She shifted permanently to New York in 1938 and began exploring other fields like television, theatre, painting and sculpting, political activism, etc.
She made a comeback in 1950 with ‘Sunset Boulevard’ in which she played the role of a faded silent movie star who dreams of making a successful return to the screen.
‘Sadie Thompson’, a 1928 silent film produced by Swanson, in which she also starred, was one of her better known films. The film dealt with the controversial topic of a prostitute seeking to redeem her life. It was both a critical and commercial success and earned Swanson an Academy Award nomination for Best Actress in a Leading Role.
Her first talkie, ‘The Trespasser’ (1929) became a smash hit. Her role as Marion Donnell earned her an Academy Award nomination for Best Actress in a Leading Role.
Her role as Norma Desmond, a faded silent movie star in ‘Sunset Boulevard’ was hailed as her best ever performance. The 1950 movie was her first big hit after 20 years. The film is widely considered a classic, one of the greatest of American films.
Awards & Achievements
She won the Golden Globe Award for Best Actress in a Motion Picture for her portrayal of Norma Desmond in ‘Sunset Boulevard’ in 1951.
She was named the Best Actress-Foreign Film by the Italian National Syndicate of Film Journalists in 1951 for the film ‘Sunset Boulevard’.
Personal Life & Legacy
Swanson had been married six times, with five of her marriages ending in divorce. She was also involved with many other men throughout her acting career. She had three children.
She became a vegetarian in 1928, and was an advocate of macrobiotic diets.
She died from a heart ailment at the age of 84 in 1983.
Her autobiography, ‘Swanson on Swanson’ was published in 1980 which became a national best seller.

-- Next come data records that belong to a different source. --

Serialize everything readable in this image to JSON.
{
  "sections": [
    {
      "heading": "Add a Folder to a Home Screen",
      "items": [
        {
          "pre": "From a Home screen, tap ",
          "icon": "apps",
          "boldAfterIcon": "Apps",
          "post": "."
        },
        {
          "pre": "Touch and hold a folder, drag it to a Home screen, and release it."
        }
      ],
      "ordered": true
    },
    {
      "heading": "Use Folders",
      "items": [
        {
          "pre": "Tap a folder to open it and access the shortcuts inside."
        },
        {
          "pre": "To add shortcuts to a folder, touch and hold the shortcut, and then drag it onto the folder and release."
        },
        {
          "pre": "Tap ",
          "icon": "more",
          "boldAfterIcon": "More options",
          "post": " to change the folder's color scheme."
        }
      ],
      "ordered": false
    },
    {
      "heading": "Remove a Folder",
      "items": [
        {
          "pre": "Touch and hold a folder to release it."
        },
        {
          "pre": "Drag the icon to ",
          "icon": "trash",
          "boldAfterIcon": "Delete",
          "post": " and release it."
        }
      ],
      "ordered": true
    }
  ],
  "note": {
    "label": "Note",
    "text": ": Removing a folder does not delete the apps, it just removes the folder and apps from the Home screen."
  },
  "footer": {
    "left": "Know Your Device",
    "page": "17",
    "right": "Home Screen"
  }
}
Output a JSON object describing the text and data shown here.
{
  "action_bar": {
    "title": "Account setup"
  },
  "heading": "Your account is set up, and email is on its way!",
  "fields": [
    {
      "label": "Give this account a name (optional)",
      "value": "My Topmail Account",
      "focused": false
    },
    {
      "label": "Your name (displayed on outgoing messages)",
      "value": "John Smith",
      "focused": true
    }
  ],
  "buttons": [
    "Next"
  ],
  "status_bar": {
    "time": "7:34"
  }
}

She was the first star to earn back-to-back Oscar nominations in two consecutive years for "Sadie Thompson" in 1929 and for "The Trespasser" in 1930.
One of her most talked about affairs was with the politician Joseph Kennedy which was an open secret in Hollywood.